Goodman, L.A., Thomas, K.A., Serrata, J.V., Lippy, C., Nnawulezi, N., Ghanbarpour, S., Macy, R., Sullivan, C. & Bair-Merritt, M.A. (2017). Power through partnerships: A CBPR toolkit for domestic violence researchers. National Resource Center on Domestic Violence, Harrisburg, PA. Retrieved from  Sections two and three list reasons researcher training make authentic community engagement challenging. Includes questions for self-reflection & videos of researchers reflecting on their experiences.

Cultural Humility: People, Principles and Practices (4-part documentary):

USDHHS Multi-Cultural Resources for Health Information:

PBS Websites on Race


Gray, M. (2005). Dilemmas of international social work: Paradoxical processes in indigenization, universalism and imperialism. International Journal of Social Welfare, 14, 231-238.

Hogan, M. (2013). Four skills of cultural diversity competence: A process for understanding and practice (4th Ed.). Belmont, CA: Thomson-Brooks/Cole. Adapted with permission.

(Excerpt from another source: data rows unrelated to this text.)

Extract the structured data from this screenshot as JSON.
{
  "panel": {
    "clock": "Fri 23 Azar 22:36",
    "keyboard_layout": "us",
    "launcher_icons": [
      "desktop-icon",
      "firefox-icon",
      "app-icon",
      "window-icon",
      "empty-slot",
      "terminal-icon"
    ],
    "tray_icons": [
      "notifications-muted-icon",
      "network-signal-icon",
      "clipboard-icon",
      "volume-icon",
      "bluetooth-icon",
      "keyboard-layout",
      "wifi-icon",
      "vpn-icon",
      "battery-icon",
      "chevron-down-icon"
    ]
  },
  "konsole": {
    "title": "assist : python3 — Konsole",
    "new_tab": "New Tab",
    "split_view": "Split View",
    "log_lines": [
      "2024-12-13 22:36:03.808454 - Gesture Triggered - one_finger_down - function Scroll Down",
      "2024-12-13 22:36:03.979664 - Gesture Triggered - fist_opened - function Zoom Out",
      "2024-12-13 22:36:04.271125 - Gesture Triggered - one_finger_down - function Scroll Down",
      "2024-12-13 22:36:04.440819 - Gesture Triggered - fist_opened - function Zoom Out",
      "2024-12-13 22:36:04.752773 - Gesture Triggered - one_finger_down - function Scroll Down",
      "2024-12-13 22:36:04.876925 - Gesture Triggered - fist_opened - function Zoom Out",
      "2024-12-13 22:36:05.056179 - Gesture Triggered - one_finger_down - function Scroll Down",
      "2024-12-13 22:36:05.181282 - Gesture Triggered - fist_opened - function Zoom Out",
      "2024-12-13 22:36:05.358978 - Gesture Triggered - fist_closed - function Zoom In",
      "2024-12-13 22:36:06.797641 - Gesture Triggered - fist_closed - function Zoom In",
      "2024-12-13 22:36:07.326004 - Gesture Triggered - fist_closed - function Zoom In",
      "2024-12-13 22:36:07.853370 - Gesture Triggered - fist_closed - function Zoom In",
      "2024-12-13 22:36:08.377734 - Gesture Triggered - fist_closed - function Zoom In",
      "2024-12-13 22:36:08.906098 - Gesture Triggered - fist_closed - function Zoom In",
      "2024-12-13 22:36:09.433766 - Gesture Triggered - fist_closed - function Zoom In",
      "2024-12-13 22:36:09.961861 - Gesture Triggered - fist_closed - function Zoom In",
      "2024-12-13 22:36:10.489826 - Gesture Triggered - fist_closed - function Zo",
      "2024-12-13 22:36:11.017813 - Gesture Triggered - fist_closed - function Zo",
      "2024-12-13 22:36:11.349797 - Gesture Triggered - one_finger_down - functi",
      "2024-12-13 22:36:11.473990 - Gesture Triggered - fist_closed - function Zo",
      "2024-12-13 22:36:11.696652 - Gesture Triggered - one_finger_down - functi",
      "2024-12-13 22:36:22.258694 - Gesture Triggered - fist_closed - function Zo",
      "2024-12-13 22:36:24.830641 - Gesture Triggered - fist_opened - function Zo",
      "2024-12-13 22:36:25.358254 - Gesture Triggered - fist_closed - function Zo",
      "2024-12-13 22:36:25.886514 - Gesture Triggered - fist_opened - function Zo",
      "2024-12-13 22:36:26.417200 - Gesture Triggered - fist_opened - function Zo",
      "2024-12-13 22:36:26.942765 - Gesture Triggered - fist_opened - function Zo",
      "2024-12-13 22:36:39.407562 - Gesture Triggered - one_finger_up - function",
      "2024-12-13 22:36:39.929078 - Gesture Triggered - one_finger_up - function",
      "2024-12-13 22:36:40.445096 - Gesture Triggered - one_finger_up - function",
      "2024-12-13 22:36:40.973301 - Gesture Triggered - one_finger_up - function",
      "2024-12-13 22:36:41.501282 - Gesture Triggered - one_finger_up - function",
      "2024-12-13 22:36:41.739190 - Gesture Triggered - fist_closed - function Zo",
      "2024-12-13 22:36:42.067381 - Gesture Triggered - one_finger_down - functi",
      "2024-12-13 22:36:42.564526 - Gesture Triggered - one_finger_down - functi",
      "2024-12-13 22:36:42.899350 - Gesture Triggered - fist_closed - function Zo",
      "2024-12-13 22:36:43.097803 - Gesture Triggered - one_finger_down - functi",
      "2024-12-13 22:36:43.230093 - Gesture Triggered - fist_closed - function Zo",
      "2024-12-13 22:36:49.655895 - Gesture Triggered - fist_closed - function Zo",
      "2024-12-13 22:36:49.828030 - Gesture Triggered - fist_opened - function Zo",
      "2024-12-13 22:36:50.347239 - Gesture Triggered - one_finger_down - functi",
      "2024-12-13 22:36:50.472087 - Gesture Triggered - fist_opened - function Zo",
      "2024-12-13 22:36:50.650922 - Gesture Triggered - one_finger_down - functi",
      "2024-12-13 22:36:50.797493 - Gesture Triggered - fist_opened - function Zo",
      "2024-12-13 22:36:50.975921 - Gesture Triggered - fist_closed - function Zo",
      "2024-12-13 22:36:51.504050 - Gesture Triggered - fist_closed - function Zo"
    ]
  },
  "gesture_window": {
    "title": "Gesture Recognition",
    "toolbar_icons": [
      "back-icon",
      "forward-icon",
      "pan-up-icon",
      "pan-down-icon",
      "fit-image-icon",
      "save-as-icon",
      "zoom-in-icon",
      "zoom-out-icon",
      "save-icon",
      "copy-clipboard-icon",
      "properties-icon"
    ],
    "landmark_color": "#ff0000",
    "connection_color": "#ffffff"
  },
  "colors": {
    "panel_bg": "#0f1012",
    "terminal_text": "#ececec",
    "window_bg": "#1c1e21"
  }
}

This lesson plan and module was created by Sarah Richards-Desai, MSW, in conjunction with Dr. Laura Lewis, assistant dean for global partnerships and co-director of the Institute on Sustainable Global Engagement. We hope that this resource assists you in having your own very important conversations about culture.

Contact Us

Sarah Richards-Desai, MSW; 

Laura Lewis, PhD, LCSW; 

Thank You

We would like to express our heartfelt thanks to all those who have helped us in this effort: the colleagues who generously contributed materials and provided advice on resources, the experts in the field who gave permission to include their materials, and the SSW students who provided their perspective. Special thanks to Dr. Mikel Hogan, Dr. Diane Elze, and Dr. Kathleen Kost for the resources they provided and for their input. Special thanks also to Razak Nsor and Annie Bruns, both MSW Students at the time these materials were developed, and to Stephanie Vroman-Goodrich, LMSW, for their contributions.  

Creative Commons License
This work is licensed under a Creative Commons Attribution-NonCommercial-NoDerivatives 4.0 International License.